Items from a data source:
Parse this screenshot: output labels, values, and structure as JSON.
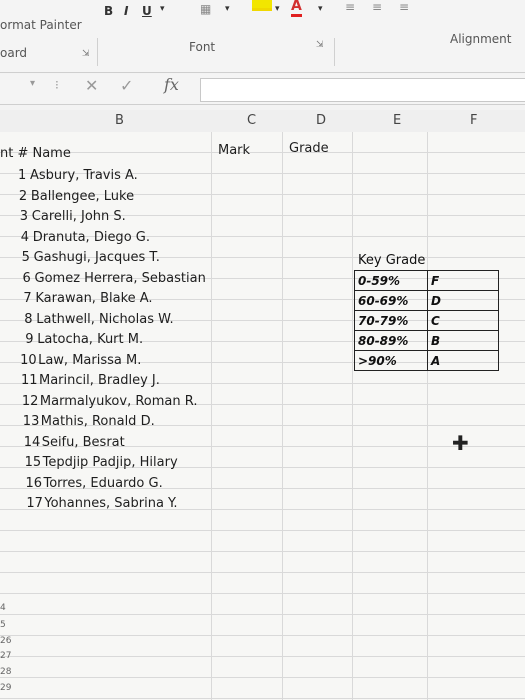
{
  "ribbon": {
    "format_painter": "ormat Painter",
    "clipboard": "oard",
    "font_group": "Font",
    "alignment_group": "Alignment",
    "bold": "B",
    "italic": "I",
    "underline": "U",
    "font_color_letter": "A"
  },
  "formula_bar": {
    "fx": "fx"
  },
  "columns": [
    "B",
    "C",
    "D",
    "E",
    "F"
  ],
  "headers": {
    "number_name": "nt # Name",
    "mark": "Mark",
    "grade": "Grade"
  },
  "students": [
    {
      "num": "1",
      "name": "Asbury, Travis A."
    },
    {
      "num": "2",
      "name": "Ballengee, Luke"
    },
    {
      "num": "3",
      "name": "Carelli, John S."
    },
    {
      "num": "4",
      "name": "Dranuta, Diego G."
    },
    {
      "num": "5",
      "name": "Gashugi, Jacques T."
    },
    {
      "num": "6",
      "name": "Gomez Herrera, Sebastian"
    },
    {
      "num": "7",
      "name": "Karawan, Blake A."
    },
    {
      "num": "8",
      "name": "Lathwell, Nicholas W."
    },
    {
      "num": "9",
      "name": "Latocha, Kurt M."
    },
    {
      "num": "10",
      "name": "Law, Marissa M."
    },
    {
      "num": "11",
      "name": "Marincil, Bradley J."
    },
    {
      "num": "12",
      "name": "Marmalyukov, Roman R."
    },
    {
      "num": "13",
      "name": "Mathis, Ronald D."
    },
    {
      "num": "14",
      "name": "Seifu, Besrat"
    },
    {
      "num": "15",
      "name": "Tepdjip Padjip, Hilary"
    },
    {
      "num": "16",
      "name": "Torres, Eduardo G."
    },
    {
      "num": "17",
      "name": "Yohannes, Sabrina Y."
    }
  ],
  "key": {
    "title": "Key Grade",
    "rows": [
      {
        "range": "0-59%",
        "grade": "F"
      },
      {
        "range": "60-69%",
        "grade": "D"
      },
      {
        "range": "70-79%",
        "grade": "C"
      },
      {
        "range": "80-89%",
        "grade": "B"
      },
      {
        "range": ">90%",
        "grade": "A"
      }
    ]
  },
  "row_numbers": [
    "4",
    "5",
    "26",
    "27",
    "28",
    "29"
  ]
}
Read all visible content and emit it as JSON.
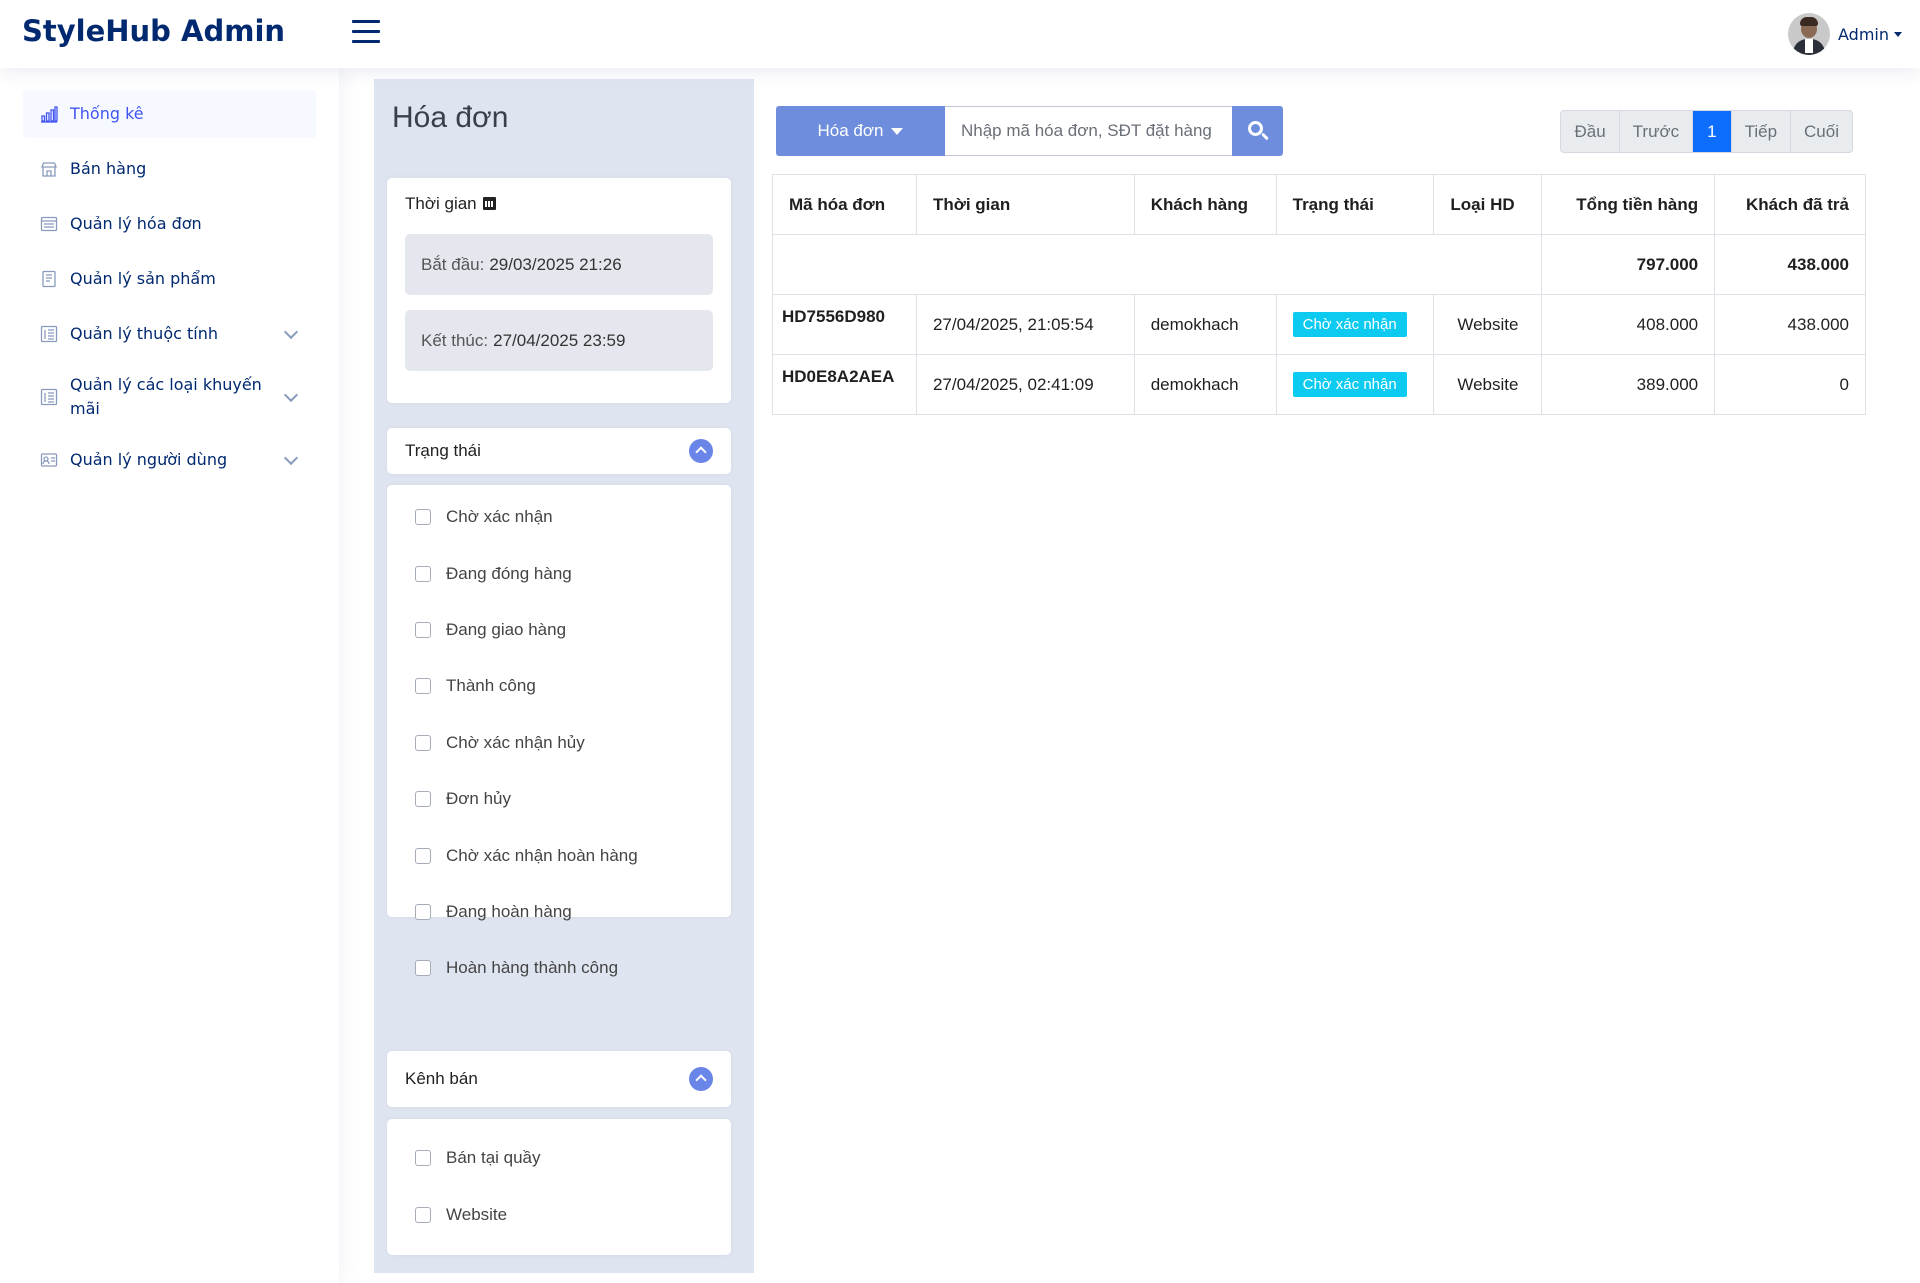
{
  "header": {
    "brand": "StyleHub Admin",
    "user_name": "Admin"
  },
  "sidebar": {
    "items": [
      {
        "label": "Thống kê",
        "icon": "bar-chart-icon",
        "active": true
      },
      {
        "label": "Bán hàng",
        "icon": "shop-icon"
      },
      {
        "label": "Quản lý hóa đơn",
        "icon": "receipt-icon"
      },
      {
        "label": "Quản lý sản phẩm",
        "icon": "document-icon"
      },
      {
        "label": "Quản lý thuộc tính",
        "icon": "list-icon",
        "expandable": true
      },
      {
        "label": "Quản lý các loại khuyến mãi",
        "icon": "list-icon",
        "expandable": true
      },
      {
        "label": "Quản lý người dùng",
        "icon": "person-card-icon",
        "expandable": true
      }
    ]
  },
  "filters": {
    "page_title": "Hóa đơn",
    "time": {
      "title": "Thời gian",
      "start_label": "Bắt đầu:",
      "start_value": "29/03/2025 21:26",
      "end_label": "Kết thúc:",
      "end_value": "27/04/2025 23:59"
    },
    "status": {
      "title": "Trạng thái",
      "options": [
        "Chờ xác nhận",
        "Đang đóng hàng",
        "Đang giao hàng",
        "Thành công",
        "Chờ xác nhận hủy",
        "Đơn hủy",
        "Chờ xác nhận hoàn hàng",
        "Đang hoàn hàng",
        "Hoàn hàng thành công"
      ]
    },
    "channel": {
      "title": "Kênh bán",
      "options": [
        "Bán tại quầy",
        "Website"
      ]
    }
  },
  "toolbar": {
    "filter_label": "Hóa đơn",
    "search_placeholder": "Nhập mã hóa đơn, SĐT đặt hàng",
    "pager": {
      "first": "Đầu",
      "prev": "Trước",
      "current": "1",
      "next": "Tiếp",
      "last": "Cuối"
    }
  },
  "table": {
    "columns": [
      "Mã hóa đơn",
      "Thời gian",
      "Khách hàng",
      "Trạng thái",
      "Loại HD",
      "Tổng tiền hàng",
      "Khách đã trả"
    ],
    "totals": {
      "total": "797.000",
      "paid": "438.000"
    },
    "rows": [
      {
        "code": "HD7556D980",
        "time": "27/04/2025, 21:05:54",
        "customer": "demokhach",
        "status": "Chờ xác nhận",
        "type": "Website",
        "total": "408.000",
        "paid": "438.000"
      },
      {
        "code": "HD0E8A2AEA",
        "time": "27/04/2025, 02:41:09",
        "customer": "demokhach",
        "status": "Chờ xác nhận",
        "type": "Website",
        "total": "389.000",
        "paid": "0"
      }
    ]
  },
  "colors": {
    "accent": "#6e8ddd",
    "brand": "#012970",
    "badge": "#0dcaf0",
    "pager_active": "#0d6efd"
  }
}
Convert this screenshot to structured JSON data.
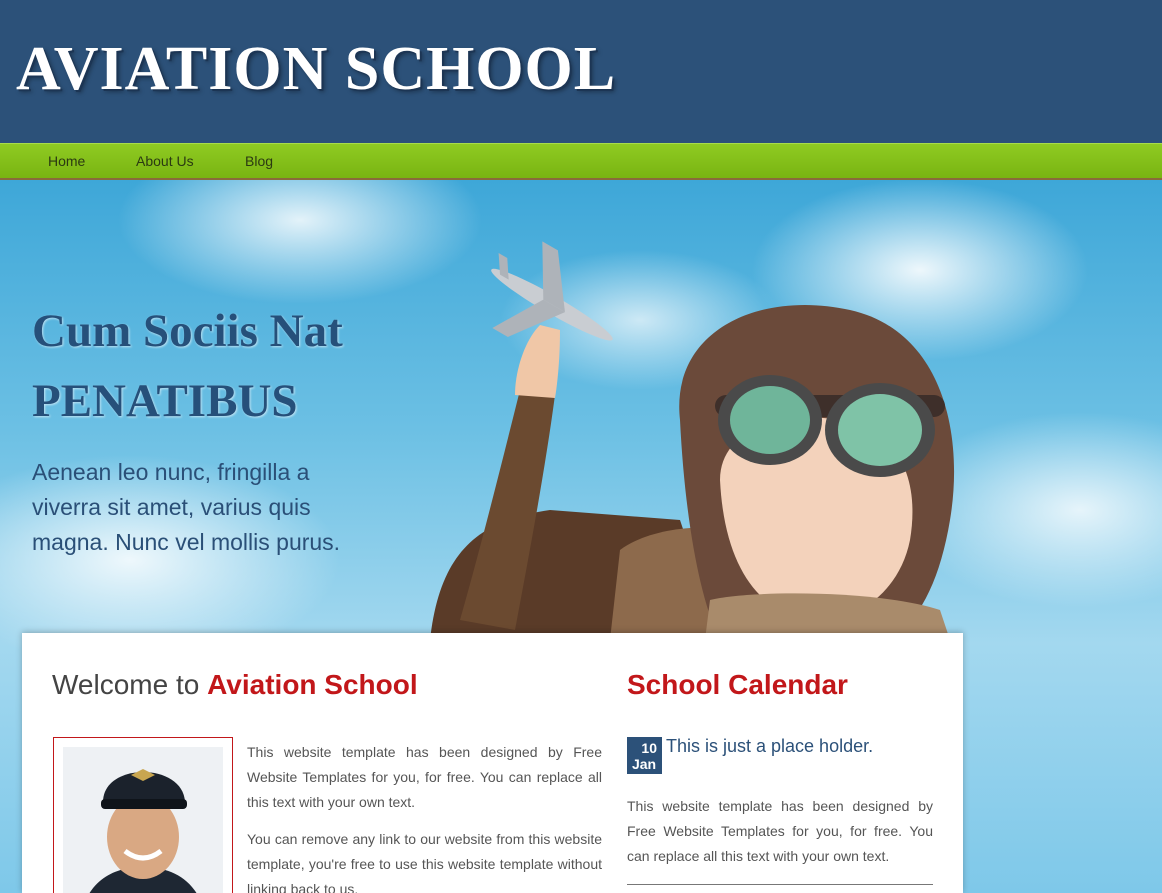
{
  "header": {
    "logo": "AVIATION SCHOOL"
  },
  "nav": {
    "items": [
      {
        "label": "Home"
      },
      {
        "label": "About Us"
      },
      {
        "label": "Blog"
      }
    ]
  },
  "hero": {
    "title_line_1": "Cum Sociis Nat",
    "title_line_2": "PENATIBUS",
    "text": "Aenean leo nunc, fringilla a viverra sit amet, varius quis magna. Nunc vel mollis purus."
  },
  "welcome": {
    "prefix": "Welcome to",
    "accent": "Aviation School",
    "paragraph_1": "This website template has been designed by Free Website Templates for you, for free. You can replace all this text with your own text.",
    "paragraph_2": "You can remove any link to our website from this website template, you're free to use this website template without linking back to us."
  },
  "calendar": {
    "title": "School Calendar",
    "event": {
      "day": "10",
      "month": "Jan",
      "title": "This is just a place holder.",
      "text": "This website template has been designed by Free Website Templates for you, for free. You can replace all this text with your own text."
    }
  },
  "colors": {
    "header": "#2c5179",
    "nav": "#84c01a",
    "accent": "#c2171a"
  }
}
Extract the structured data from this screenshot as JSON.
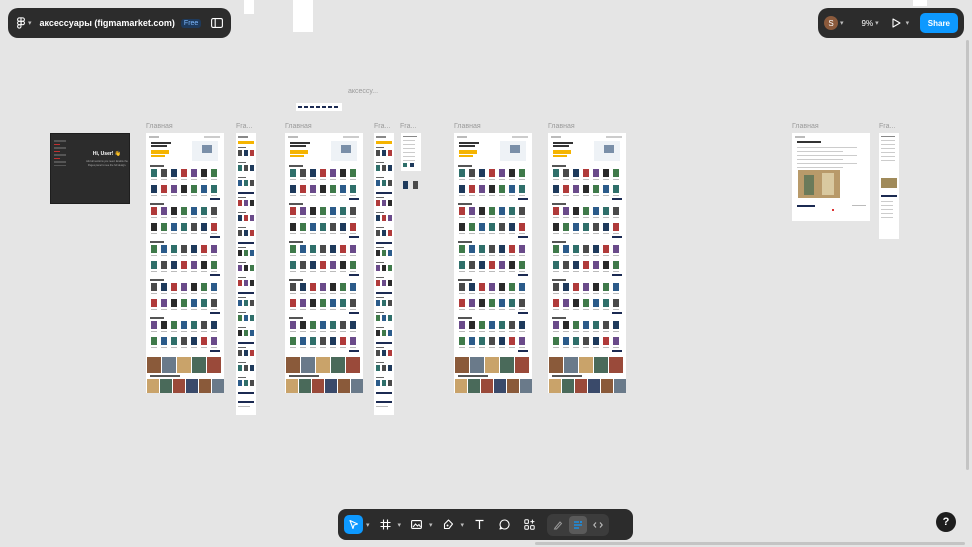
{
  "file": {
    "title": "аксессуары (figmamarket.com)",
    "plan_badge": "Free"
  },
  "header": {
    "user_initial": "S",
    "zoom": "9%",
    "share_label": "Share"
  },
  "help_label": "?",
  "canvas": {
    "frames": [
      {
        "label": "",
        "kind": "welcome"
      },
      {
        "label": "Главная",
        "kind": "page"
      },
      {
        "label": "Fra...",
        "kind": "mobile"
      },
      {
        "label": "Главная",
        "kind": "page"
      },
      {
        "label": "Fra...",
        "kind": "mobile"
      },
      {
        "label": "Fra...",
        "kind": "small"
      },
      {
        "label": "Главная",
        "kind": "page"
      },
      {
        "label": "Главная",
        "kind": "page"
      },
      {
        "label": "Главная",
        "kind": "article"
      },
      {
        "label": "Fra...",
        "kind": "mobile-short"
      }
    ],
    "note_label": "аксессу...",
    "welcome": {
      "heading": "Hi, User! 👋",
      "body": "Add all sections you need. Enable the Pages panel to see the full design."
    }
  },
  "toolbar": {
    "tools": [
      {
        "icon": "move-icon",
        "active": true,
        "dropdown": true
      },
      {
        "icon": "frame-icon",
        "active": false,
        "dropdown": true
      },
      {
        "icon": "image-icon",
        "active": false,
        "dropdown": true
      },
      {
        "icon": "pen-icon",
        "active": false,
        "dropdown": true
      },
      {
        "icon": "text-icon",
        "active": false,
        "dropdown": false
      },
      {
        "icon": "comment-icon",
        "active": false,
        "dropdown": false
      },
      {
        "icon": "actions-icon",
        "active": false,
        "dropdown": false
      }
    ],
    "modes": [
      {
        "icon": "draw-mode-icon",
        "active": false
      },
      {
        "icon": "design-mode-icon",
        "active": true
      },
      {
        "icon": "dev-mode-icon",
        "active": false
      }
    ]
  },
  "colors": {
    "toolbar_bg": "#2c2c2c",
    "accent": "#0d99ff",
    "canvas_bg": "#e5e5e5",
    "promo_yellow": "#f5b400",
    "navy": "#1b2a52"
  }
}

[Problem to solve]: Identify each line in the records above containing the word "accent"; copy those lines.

[Output below]:
    "accent": "#6e8ddd",
    "accent": "Aviation School",
    "accent": "#c2171a"
    "accent": "#0d99ff",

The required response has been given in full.